The Trial

Theatre Royal, Glasgow

Mary Brennan

four stars

OF COURSE we never learn what the charges were – and neither does Josef K. He’s arrested, persecuted, but never actually prosecuted. Unseen powers decide his fate. A century after he wrote it, Kafka’s Trial is still the stuff of nightmares: its fictional narrative is a current reality for thousands of individuals across our globe.

Does this Scottish Opera premiere of The Trial – composed by Philip Glass, with libretto by Christopher Hampton, in a co-commission with Music Theatre Wales – chill and unnerve us? In a cunningly insidious way, yes it does. Across ten sharply etched scenes, it evokes a system that corrupts, controls and punishes – all in the name of the law. Josef’s guilt lies in his naive belief that he has a degree of self-determination, a kind of unwitting arrogance well served by baritone Nicholas Lester.

Across two acts, The Trial plays out in the enclosed space of K’s room, where the sickly yellow walls of Simon Banham’s design have hidden doors and windows – veritable eyes and ears – with a constant to-ing and fro-ing of people idly spying on Josef, just like those neighbours who colluded with the Stasi.
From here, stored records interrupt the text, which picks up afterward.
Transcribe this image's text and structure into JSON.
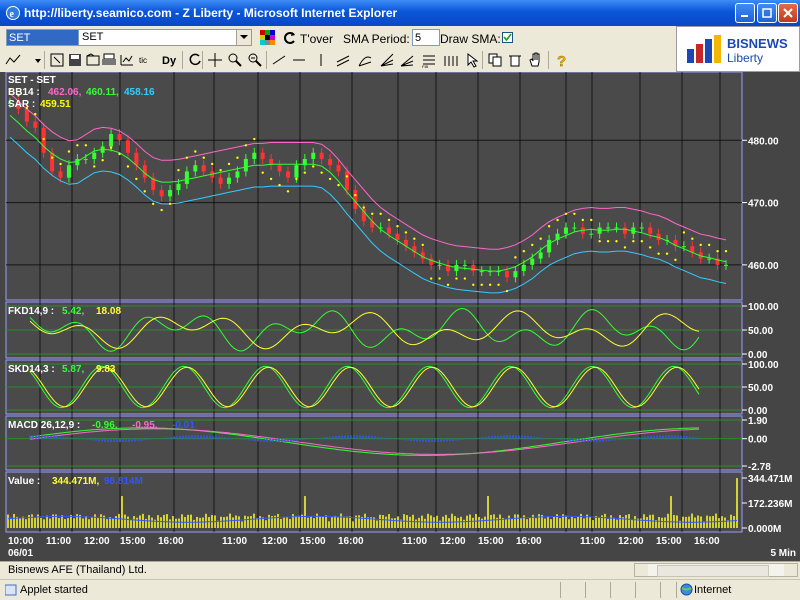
{
  "window": {
    "title": "http://liberty.seamico.com - Z Liberty - Microsoft Internet Explorer"
  },
  "toolbar": {
    "symbol_value": "SET",
    "combo_value": "SET",
    "tover_label": "T'over",
    "sma_period_label": "SMA Period:",
    "sma_period_value": "5",
    "draw_sma_label": "Draw SMA:",
    "draw_sma_checked": true,
    "icons": [
      "line-chart-icon",
      "dropdown-icon",
      "zoom-box-icon",
      "save-icon",
      "open-icon",
      "print-icon",
      "indicator-icon",
      "tic-toc-icon",
      "dy-icon",
      "refresh-icon",
      "crosshair-icon",
      "zoom-in-icon",
      "zoom-out-icon",
      "trendline-icon",
      "horizontal-line-icon",
      "vertical-line-icon",
      "channel-icon",
      "fan-icon",
      "speed-line-icon",
      "fib-fan-icon",
      "fib-retrace-icon",
      "cycle-icon",
      "select-icon",
      "copy-icon",
      "delete-icon",
      "hand-icon",
      "help-icon"
    ]
  },
  "logo": {
    "brand": "BISNEWS",
    "sub": "Liberty",
    "colors": [
      "#1a49b5",
      "#c62828",
      "#f2b705"
    ]
  },
  "chart_data": {
    "type": "line",
    "panels": [
      {
        "name": "price",
        "labels": [
          "SET - SET"
        ],
        "indicators": [
          {
            "key": "BB14",
            "values": [
              "462.06",
              "460.11",
              "458.16"
            ],
            "colors": [
              "#ff66cc",
              "#33ff33",
              "#33ccff"
            ]
          },
          {
            "key": "SAR",
            "values": [
              "459.51"
            ],
            "colors": [
              "#ffff00"
            ]
          }
        ],
        "y_ticks": [
          "480.00",
          "470.00",
          "460.00"
        ],
        "ylim": [
          455,
          490
        ],
        "close": [
          486,
          485,
          483,
          482,
          478,
          475,
          474,
          476,
          477,
          477,
          478,
          479,
          481,
          480,
          478,
          476,
          474,
          472,
          471,
          472,
          473,
          475,
          476,
          475,
          474,
          473,
          474,
          475,
          477,
          478,
          477,
          476,
          475,
          474,
          476,
          477,
          478,
          477,
          476,
          475,
          472,
          469,
          467,
          466,
          466,
          465,
          464,
          463,
          462,
          461,
          460,
          460,
          459,
          460,
          460,
          459,
          459,
          459,
          459,
          458,
          459,
          460,
          461,
          462,
          464,
          465,
          466,
          466,
          465,
          465,
          466,
          466,
          466,
          465,
          466,
          466,
          465,
          464,
          464,
          463,
          463,
          462,
          461,
          461,
          460,
          460
        ]
      },
      {
        "name": "fast-stochastic",
        "labels": [
          "FKD14,9 :"
        ],
        "values_text": [
          "5.42",
          "18.08"
        ],
        "colors": [
          "#33ff33",
          "#ffff33"
        ],
        "y_ticks": [
          "100.00",
          "50.00",
          "0.00"
        ],
        "ylim": [
          0,
          100
        ]
      },
      {
        "name": "slow-stochastic",
        "labels": [
          "SKD14,3 :"
        ],
        "values_text": [
          "5.87",
          "9.83"
        ],
        "colors": [
          "#33ff33",
          "#ffff33"
        ],
        "y_ticks": [
          "100.00",
          "50.00",
          "0.00"
        ],
        "ylim": [
          0,
          100
        ]
      },
      {
        "name": "macd",
        "labels": [
          "MACD 26,12,9 :"
        ],
        "values_text": [
          "-0.96",
          "-0.95",
          "-0.01"
        ],
        "colors": [
          "#33ff33",
          "#ff66cc",
          "#3355ff"
        ],
        "y_ticks": [
          "1.90",
          "0.00",
          "-2.78"
        ],
        "ylim": [
          -2.78,
          1.9
        ]
      },
      {
        "name": "volume",
        "labels": [
          "Value :"
        ],
        "values_text": [
          "344.471M",
          "98.814M"
        ],
        "colors": [
          "#ffff33",
          "#3355ff"
        ],
        "y_ticks": [
          "344.471M",
          "172.236M",
          "0.000M"
        ],
        "ylim": [
          0,
          344.471
        ]
      }
    ],
    "x_ticks": [
      "10:00",
      "11:00",
      "12:00",
      "15:00",
      "16:00",
      "11:00",
      "12:00",
      "15:00",
      "16:00",
      "11:00",
      "12:00",
      "15:00",
      "16:00",
      "11:00",
      "12:00",
      "15:00",
      "16:00"
    ],
    "x_date": "06/01",
    "interval": "5 Min"
  },
  "info": {
    "text": "Bisnews AFE (Thailand) Ltd."
  },
  "status": {
    "text": "Applet started",
    "zone": "Internet"
  }
}
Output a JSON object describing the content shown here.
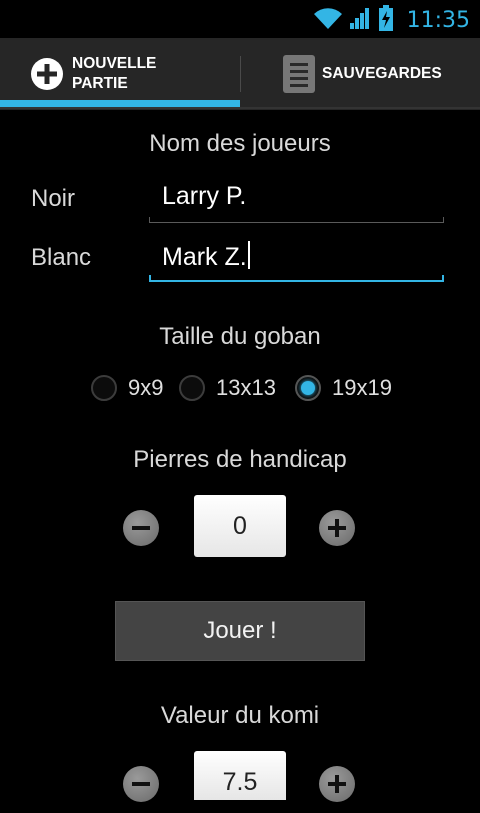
{
  "status_bar": {
    "time": "11:35",
    "icons": [
      "wifi-icon",
      "signal-icon",
      "battery-charging-icon"
    ]
  },
  "tabs": [
    {
      "label_line1": "NOUVELLE",
      "label_line2": "PARTIE",
      "icon": "plus-circle-icon",
      "selected": true
    },
    {
      "label": "SAUVEGARDES",
      "icon": "list-document-icon",
      "selected": false
    }
  ],
  "players": {
    "title": "Nom des joueurs",
    "black_label": "Noir",
    "black_value": "Larry P.",
    "white_label": "Blanc",
    "white_value": "Mark Z."
  },
  "board_size": {
    "title": "Taille du goban",
    "options": [
      "9x9",
      "13x13",
      "19x19"
    ],
    "selected": "19x19"
  },
  "handicap": {
    "title": "Pierres de handicap",
    "value": "0"
  },
  "play_button": "Jouer !",
  "komi": {
    "title": "Valeur du komi",
    "value": "7.5"
  },
  "colors": {
    "accent": "#33b5e5",
    "background": "#000000",
    "tabbar": "#262626"
  }
}
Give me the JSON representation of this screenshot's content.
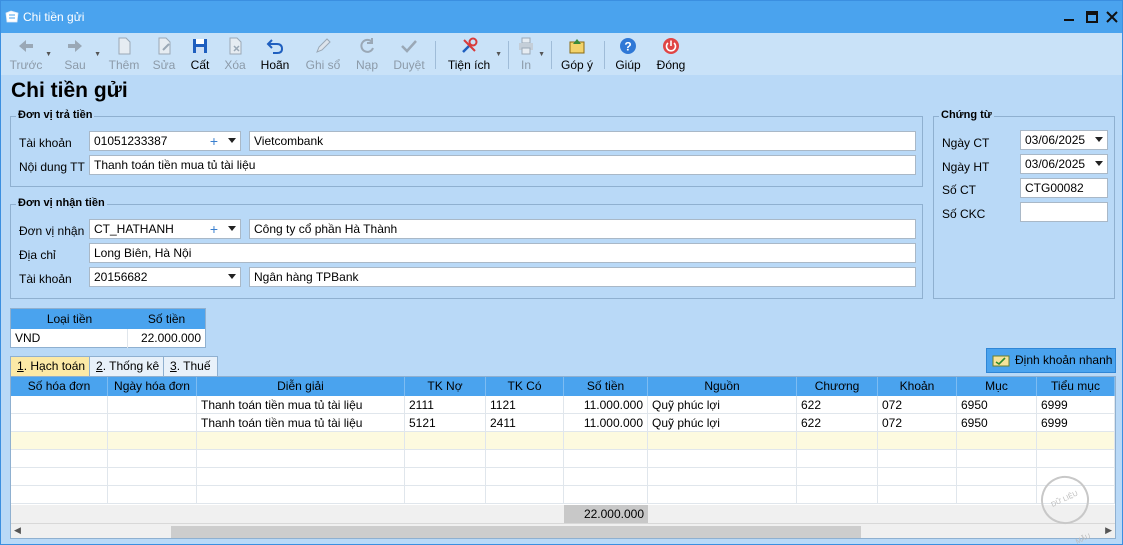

Of course they could also be asylum staff, and that single cell could be the paranoid brain of a man prone to absurd imaginings. Either way, director Michael McCarthy favours a kind of grotesquerie that is tinged with black humour, even as Glass’s score has its own witty asides woven through its mosaic of shifting styles. The orchestration, superbly delivered by a mere dozen players from Scottish Opera’s own orchestra, is like an underlying subtext revealing moods and emotions that almost contradict the characters’ own vocal lines. It is a brilliant, intricate reading of Kafka, with the cast of eight bringing fine colour to the monochrome hues of the production.